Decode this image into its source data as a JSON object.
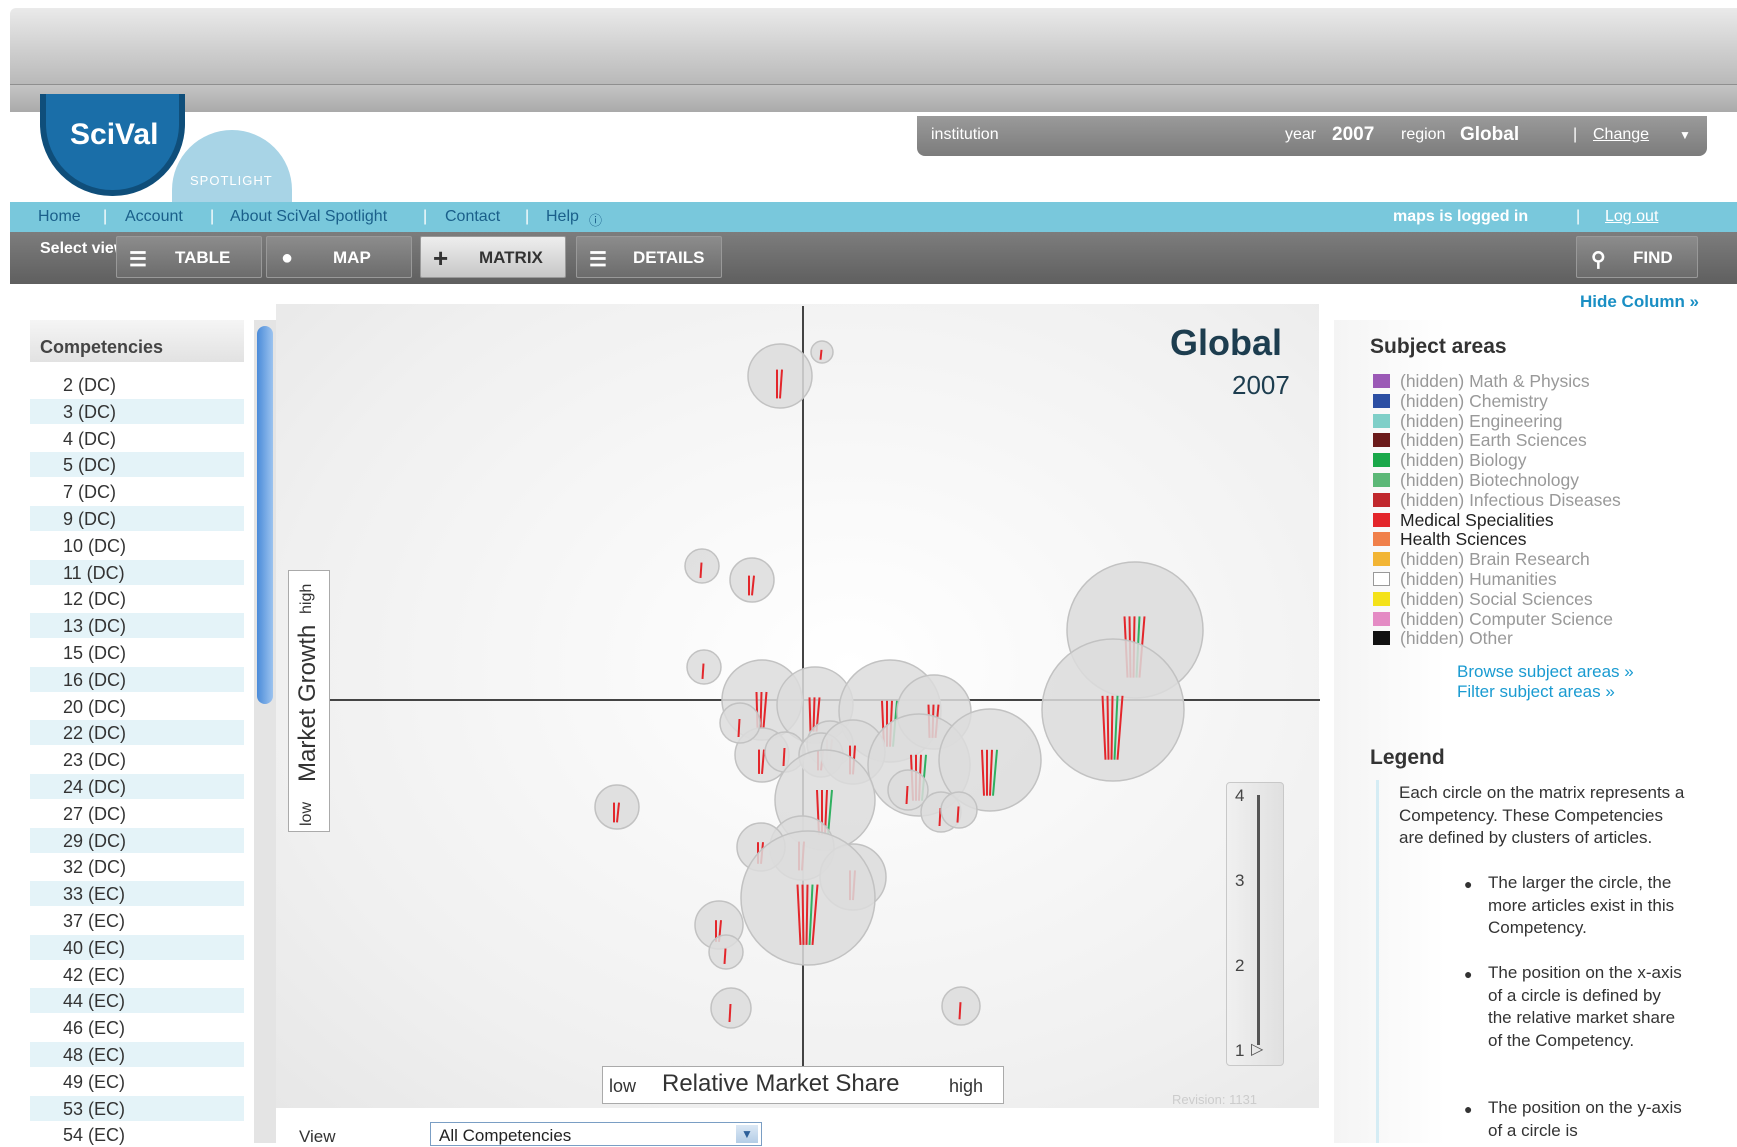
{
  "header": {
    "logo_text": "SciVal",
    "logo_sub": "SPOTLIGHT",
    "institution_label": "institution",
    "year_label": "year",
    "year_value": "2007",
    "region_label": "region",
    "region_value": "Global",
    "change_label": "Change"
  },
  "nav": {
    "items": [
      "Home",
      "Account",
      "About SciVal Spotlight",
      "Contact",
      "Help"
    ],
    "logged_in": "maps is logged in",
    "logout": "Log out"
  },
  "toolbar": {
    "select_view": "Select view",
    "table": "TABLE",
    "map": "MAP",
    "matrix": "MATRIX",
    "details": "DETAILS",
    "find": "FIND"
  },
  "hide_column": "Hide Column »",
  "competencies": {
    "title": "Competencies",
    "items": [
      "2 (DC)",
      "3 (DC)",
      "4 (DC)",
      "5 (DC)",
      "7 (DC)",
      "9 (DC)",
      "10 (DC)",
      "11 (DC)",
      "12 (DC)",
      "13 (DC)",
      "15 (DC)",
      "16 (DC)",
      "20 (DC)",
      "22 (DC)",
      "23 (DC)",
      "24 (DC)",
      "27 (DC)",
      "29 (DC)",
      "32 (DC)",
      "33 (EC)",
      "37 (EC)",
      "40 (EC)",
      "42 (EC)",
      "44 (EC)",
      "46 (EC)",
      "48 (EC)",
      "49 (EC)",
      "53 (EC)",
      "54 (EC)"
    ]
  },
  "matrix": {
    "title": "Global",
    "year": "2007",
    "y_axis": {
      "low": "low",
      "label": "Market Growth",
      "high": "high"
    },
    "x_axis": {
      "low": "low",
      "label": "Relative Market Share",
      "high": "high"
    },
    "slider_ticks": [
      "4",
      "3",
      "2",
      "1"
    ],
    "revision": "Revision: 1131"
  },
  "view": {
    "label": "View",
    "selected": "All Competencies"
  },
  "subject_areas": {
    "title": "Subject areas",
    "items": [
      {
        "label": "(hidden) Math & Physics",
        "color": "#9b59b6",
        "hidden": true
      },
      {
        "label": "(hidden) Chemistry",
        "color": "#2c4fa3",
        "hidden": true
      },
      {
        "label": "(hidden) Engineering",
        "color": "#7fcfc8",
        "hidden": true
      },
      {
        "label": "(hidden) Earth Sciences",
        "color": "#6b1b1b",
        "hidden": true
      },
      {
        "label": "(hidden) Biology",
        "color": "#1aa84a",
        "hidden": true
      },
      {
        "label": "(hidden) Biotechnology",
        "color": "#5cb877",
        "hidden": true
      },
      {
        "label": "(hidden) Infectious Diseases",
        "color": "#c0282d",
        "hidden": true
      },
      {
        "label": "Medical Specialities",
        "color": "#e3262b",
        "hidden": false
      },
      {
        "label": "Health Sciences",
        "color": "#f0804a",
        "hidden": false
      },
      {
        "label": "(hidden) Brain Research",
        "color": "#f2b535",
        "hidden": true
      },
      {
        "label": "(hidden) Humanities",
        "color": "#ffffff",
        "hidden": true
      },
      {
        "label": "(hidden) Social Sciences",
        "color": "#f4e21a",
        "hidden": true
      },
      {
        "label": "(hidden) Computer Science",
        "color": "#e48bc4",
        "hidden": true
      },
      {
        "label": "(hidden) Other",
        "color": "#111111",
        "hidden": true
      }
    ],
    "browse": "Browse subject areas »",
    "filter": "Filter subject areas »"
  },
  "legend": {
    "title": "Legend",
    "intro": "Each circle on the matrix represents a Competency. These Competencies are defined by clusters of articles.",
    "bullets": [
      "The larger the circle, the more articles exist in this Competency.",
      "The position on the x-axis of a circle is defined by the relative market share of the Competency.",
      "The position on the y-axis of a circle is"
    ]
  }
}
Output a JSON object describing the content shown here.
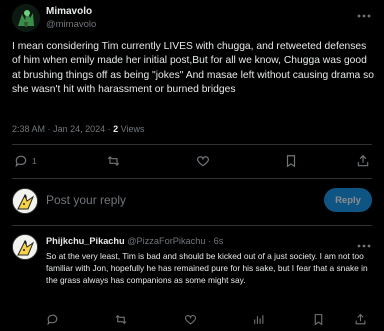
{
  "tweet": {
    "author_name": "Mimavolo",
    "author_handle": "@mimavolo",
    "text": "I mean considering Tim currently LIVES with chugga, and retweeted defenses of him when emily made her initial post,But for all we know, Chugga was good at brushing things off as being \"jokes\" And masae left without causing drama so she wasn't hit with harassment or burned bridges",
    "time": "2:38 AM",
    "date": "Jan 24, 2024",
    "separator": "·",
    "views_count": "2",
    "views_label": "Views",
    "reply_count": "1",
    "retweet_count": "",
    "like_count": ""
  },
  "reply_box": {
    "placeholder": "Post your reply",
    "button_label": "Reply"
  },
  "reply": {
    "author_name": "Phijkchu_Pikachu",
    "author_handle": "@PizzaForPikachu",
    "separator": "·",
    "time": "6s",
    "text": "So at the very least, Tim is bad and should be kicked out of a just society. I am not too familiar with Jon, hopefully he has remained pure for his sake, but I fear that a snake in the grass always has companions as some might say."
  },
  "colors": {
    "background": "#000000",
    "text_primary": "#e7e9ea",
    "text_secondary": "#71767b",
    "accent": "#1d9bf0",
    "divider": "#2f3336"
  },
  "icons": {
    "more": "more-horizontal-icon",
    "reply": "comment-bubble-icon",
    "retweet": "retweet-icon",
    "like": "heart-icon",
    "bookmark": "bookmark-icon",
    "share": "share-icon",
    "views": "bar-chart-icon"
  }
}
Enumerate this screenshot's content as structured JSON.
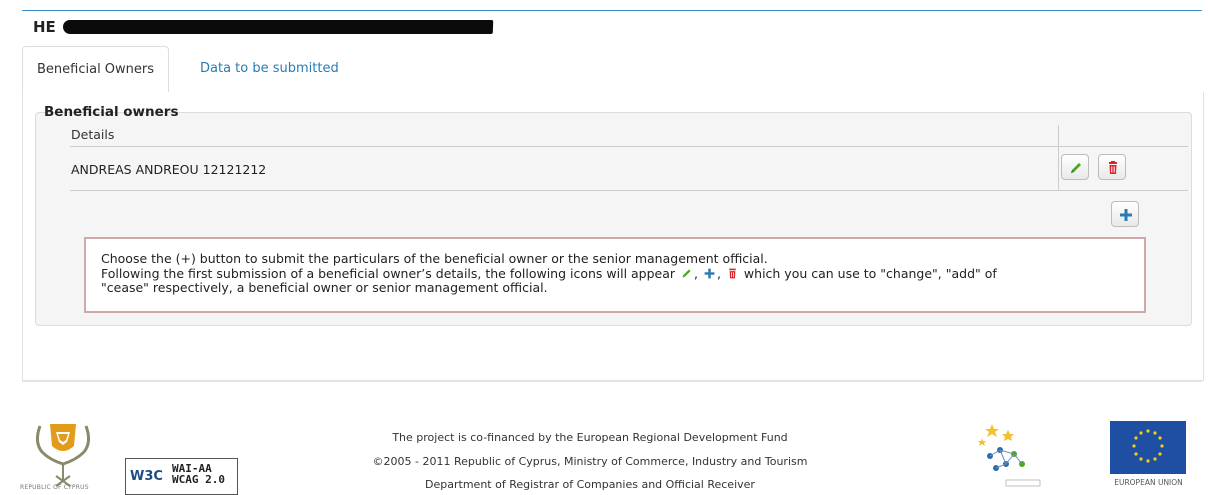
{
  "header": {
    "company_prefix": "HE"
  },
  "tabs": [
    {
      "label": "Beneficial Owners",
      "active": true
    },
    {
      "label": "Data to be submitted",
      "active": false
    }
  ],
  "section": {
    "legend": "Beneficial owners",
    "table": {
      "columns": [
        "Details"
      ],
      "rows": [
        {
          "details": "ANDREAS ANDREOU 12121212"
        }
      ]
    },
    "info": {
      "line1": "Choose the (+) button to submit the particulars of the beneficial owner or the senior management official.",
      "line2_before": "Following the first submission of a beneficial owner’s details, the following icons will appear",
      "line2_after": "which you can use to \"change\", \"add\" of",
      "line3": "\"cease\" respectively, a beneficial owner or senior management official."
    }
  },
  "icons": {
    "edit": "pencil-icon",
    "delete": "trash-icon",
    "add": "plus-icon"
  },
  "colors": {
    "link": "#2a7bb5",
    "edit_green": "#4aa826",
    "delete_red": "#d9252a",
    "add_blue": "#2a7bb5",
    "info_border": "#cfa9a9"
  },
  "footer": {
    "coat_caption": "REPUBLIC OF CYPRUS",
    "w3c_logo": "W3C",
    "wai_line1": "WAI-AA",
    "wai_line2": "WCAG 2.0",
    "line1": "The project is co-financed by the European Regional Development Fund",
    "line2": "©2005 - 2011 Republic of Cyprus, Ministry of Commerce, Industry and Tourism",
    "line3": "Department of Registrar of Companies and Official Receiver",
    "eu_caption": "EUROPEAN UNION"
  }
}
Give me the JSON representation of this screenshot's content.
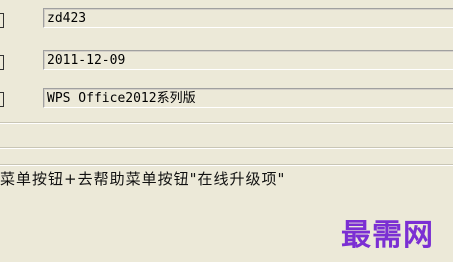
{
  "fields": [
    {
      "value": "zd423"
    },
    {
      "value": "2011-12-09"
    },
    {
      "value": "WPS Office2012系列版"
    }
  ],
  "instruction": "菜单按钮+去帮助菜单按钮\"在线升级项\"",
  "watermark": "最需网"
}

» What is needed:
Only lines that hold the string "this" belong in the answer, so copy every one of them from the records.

» Exercise output:
Decode this image into its source data as a JSON object.
      "The larger the circle, the more articles exist in this Competency.",
Enumerate this screenshot's content as structured JSON.
Give me the JSON representation of this screenshot's content.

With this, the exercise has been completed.